Task goal:
The data is to be set down once more, exactly as it reads.

Input for this task:
== Segment start ==
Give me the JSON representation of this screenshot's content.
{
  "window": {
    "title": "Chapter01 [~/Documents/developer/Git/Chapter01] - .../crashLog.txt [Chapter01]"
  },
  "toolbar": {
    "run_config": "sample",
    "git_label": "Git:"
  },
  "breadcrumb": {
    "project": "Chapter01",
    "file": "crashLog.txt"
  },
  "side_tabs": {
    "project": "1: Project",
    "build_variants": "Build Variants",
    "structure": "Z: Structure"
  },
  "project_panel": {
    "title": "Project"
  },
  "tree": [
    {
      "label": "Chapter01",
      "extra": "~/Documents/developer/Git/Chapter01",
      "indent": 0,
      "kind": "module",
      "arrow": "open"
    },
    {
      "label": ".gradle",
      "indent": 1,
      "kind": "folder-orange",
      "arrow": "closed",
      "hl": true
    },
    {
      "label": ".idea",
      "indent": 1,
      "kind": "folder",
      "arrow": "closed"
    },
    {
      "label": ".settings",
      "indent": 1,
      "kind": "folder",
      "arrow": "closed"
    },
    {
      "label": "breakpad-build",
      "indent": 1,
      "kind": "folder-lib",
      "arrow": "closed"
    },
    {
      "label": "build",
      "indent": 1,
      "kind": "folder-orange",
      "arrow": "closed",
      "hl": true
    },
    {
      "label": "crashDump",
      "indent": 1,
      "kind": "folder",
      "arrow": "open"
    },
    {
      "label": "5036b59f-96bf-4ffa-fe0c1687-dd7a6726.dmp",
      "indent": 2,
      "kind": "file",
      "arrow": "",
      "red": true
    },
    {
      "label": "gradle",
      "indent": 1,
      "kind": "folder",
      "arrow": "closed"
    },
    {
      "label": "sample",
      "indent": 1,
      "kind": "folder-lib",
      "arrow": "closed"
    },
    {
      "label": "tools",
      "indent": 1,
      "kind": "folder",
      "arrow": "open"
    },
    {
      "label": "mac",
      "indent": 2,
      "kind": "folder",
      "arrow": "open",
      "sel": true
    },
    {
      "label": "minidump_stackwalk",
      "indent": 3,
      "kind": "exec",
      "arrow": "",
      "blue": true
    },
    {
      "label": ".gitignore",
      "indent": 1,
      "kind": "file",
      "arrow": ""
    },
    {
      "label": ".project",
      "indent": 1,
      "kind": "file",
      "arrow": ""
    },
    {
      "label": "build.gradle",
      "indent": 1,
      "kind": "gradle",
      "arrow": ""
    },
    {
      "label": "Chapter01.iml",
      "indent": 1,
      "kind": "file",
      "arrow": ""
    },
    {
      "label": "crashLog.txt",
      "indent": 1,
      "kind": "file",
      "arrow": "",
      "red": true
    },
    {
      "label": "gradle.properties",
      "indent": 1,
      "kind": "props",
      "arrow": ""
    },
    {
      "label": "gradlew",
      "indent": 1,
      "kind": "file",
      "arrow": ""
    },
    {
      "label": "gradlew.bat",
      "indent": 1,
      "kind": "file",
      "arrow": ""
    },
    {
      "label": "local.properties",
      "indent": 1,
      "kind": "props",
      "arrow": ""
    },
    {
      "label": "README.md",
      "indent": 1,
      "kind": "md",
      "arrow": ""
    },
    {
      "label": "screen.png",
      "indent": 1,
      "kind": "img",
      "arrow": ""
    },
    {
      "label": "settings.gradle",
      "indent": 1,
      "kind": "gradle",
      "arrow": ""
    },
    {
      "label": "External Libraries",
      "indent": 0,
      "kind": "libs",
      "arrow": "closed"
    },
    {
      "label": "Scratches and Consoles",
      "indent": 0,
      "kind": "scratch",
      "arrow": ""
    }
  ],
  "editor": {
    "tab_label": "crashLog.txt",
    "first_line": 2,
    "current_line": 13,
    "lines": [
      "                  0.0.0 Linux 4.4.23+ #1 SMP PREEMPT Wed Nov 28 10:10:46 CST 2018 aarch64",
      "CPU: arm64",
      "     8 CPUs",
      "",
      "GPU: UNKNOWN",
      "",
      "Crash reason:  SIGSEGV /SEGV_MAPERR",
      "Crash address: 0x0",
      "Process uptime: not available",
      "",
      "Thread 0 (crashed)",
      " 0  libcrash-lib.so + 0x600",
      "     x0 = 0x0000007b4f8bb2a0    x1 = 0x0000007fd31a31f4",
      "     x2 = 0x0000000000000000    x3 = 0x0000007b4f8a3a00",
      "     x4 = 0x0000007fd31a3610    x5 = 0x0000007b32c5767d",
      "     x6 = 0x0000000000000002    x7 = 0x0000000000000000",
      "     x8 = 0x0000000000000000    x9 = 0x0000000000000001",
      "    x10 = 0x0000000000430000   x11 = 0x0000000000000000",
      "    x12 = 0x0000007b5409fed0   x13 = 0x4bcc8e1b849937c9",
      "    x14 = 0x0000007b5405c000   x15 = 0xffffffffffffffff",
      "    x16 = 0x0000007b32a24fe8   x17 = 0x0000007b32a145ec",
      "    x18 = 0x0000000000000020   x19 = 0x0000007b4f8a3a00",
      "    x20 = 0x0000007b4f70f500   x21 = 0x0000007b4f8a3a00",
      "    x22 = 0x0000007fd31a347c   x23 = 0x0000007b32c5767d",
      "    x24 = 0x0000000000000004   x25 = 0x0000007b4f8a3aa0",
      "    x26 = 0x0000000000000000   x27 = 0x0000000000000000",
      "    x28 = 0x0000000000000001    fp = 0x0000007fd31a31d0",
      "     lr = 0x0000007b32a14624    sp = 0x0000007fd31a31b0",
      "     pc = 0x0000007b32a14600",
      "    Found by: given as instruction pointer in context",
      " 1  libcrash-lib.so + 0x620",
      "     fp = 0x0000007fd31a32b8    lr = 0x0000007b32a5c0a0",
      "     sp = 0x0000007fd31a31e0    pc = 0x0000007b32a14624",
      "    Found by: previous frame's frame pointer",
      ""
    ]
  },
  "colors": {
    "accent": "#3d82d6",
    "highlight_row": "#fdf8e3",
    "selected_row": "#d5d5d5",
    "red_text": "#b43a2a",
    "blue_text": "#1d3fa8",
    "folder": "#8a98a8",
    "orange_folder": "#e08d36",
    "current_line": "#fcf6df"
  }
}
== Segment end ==
Task solution:
Give me the JSON representation of this screenshot's content.
{
  "window": {
    "title": "Chapter01 [~/Documents/developer/Git/Chapter01] - .../crashLog.txt [Chapter01]"
  },
  "toolbar": {
    "run_config": "sample",
    "git_label": "Git:"
  },
  "breadcrumb": {
    "project": "Chapter01",
    "file": "crashLog.txt"
  },
  "side_tabs": {
    "project": "1: Project",
    "build_variants": "Build Variants",
    "structure": "Z: Structure"
  },
  "project_panel": {
    "title": "Project"
  },
  "tree": [
    {
      "label": "Chapter01",
      "extra": "~/Documents/developer/Git/Chapter01",
      "indent": 0,
      "kind": "module",
      "arrow": "open"
    },
    {
      "label": ".gradle",
      "indent": 1,
      "kind": "folder-orange",
      "arrow": "closed",
      "hl": true
    },
    {
      "label": ".idea",
      "indent": 1,
      "kind": "folder",
      "arrow": "closed"
    },
    {
      "label": ".settings",
      "indent": 1,
      "kind": "folder",
      "arrow": "closed"
    },
    {
      "label": "breakpad-build",
      "indent": 1,
      "kind": "folder-lib",
      "arrow": "closed"
    },
    {
      "label": "build",
      "indent": 1,
      "kind": "folder-orange",
      "arrow": "closed",
      "hl": true
    },
    {
      "label": "crashDump",
      "indent": 1,
      "kind": "folder",
      "arrow": "open"
    },
    {
      "label": "5036b59f-96bf-4ffa-fe0c1687-dd7a6726.dmp",
      "indent": 2,
      "kind": "file",
      "arrow": "",
      "red": true
    },
    {
      "label": "gradle",
      "indent": 1,
      "kind": "folder",
      "arrow": "closed"
    },
    {
      "label": "sample",
      "indent": 1,
      "kind": "folder-lib",
      "arrow": "closed"
    },
    {
      "label": "tools",
      "indent": 1,
      "kind": "folder",
      "arrow": "open"
    },
    {
      "label": "mac",
      "indent": 2,
      "kind": "folder",
      "arrow": "open",
      "sel": true
    },
    {
      "label": "minidump_stackwalk",
      "indent": 3,
      "kind": "exec",
      "arrow": "",
      "blue": true
    },
    {
      "label": ".gitignore",
      "indent": 1,
      "kind": "file",
      "arrow": ""
    },
    {
      "label": ".project",
      "indent": 1,
      "kind": "file",
      "arrow": ""
    },
    {
      "label": "build.gradle",
      "indent": 1,
      "kind": "gradle",
      "arrow": ""
    },
    {
      "label": "Chapter01.iml",
      "indent": 1,
      "kind": "file",
      "arrow": ""
    },
    {
      "label": "crashLog.txt",
      "indent": 1,
      "kind": "file",
      "arrow": "",
      "red": true
    },
    {
      "label": "gradle.properties",
      "indent": 1,
      "kind": "props",
      "arrow": ""
    },
    {
      "label": "gradlew",
      "indent": 1,
      "kind": "file",
      "arrow": ""
    },
    {
      "label": "gradlew.bat",
      "indent": 1,
      "kind": "file",
      "arrow": ""
    },
    {
      "label": "local.properties",
      "indent": 1,
      "kind": "props",
      "arrow": ""
    },
    {
      "label": "README.md",
      "indent": 1,
      "kind": "md",
      "arrow": ""
    },
    {
      "label": "screen.png",
      "indent": 1,
      "kind": "img",
      "arrow": ""
    },
    {
      "label": "settings.gradle",
      "indent": 1,
      "kind": "gradle",
      "arrow": ""
    },
    {
      "label": "External Libraries",
      "indent": 0,
      "kind": "libs",
      "arrow": "closed"
    },
    {
      "label": "Scratches and Consoles",
      "indent": 0,
      "kind": "scratch",
      "arrow": ""
    }
  ],
  "editor": {
    "tab_label": "crashLog.txt",
    "first_line": 2,
    "current_line": 13,
    "lines": [
      "                  0.0.0 Linux 4.4.23+ #1 SMP PREEMPT Wed Nov 28 10:10:46 CST 2018 aarch64",
      "CPU: arm64",
      "     8 CPUs",
      "",
      "GPU: UNKNOWN",
      "",
      "Crash reason:  SIGSEGV /SEGV_MAPERR",
      "Crash address: 0x0",
      "Process uptime: not available",
      "",
      "Thread 0 (crashed)",
      " 0  libcrash-lib.so + 0x600",
      "     x0 = 0x0000007b4f8bb2a0    x1 = 0x0000007fd31a31f4",
      "     x2 = 0x0000000000000000    x3 = 0x0000007b4f8a3a00",
      "     x4 = 0x0000007fd31a3610    x5 = 0x0000007b32c5767d",
      "     x6 = 0x0000000000000002    x7 = 0x0000000000000000",
      "     x8 = 0x0000000000000000    x9 = 0x0000000000000001",
      "    x10 = 0x0000000000430000   x11 = 0x0000000000000000",
      "    x12 = 0x0000007b5409fed0   x13 = 0x4bcc8e1b849937c9",
      "    x14 = 0x0000007b5405c000   x15 = 0xffffffffffffffff",
      "    x16 = 0x0000007b32a24fe8   x17 = 0x0000007b32a145ec",
      "    x18 = 0x0000000000000020   x19 = 0x0000007b4f8a3a00",
      "    x20 = 0x0000007b4f70f500   x21 = 0x0000007b4f8a3a00",
      "    x22 = 0x0000007fd31a347c   x23 = 0x0000007b32c5767d",
      "    x24 = 0x0000000000000004   x25 = 0x0000007b4f8a3aa0",
      "    x26 = 0x0000000000000000   x27 = 0x0000000000000000",
      "    x28 = 0x0000000000000001    fp = 0x0000007fd31a31d0",
      "     lr = 0x0000007b32a14624    sp = 0x0000007fd31a31b0",
      "     pc = 0x0000007b32a14600",
      "    Found by: given as instruction pointer in context",
      " 1  libcrash-lib.so + 0x620",
      "     fp = 0x0000007fd31a32b8    lr = 0x0000007b32a5c0a0",
      "     sp = 0x0000007fd31a31e0    pc = 0x0000007b32a14624",
      "    Found by: previous frame's frame pointer",
      ""
    ]
  },
  "colors": {
    "accent": "#3d82d6",
    "highlight_row": "#fdf8e3",
    "selected_row": "#d5d5d5",
    "red_text": "#b43a2a",
    "blue_text": "#1d3fa8",
    "folder": "#8a98a8",
    "orange_folder": "#e08d36",
    "current_line": "#fcf6df"
  }
}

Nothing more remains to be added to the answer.